Data records for software interfaces

Content starts

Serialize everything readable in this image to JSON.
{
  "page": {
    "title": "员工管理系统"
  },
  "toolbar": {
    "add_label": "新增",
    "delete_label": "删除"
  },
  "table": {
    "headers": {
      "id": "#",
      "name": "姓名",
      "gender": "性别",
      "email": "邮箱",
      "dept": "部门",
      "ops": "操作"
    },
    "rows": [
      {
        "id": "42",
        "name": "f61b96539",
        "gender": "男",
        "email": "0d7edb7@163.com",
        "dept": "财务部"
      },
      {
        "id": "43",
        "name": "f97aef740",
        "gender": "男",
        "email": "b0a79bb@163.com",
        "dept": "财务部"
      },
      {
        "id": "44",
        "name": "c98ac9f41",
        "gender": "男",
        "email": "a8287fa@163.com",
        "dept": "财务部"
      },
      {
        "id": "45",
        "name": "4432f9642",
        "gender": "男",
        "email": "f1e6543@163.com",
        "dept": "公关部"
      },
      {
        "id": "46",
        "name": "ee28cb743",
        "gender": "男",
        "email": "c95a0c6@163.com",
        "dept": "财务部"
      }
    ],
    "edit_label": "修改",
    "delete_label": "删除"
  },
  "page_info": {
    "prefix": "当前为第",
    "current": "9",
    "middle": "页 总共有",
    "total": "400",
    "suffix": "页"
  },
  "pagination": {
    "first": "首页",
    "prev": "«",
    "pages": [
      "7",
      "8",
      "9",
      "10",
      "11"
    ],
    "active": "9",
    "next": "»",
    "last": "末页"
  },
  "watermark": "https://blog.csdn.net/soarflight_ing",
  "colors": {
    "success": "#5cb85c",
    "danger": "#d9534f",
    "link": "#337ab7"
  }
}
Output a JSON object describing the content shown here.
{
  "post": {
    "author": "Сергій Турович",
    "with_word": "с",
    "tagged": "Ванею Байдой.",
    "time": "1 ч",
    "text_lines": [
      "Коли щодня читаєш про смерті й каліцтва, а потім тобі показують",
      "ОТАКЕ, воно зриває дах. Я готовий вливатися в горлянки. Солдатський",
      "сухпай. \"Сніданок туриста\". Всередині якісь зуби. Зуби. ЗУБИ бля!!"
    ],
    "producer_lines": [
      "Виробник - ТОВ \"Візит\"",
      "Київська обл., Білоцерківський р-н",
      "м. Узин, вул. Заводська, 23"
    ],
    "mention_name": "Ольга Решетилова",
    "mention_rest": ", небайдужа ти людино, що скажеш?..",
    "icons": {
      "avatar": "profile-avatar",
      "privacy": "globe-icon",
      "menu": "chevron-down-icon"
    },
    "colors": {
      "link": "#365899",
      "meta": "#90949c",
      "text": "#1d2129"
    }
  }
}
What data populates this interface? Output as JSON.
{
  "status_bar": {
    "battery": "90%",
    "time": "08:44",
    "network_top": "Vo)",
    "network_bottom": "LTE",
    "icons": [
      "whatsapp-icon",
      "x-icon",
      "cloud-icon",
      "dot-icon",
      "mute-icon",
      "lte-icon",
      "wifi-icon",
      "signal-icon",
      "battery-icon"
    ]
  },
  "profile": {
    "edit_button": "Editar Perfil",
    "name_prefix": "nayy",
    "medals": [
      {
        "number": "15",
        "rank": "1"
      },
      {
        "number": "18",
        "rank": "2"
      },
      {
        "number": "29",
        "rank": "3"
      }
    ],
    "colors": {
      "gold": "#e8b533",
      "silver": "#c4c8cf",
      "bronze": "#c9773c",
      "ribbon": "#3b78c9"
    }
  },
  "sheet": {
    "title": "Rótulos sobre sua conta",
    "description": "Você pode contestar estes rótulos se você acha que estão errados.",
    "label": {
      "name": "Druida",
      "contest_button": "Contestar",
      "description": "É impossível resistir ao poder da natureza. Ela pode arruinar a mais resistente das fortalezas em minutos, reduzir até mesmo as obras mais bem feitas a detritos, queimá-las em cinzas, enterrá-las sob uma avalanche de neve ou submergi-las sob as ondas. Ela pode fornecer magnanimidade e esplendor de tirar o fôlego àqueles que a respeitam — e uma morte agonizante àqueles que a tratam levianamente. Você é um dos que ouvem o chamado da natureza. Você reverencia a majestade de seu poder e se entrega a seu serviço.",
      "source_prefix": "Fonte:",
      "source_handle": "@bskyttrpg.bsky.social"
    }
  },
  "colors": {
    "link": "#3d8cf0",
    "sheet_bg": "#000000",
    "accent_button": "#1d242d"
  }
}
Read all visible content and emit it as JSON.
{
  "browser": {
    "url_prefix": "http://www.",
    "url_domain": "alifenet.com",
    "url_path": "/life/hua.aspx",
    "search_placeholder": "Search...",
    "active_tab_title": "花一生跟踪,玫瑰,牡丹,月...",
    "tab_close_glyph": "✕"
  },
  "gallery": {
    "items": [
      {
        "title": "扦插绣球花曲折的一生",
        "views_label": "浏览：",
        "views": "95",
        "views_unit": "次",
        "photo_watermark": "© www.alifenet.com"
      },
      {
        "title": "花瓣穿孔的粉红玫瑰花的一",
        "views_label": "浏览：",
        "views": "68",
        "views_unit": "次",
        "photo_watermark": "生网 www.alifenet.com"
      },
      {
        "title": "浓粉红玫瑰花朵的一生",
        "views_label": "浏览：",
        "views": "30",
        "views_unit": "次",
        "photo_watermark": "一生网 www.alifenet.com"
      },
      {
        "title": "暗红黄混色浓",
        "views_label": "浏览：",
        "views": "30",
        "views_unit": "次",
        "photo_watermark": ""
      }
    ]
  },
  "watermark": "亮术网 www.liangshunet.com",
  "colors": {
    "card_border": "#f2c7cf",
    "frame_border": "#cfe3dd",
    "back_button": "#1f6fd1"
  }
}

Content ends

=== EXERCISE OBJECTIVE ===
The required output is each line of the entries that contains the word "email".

=== RESULT OF THE EXERCISE ===
      "email": "邮箱",
        "email": "0d7edb7@163.com",
        "email": "b0a79bb@163.com",
        "email": "a8287fa@163.com",
        "email": "f1e6543@163.com",
        "email": "c95a0c6@163.com",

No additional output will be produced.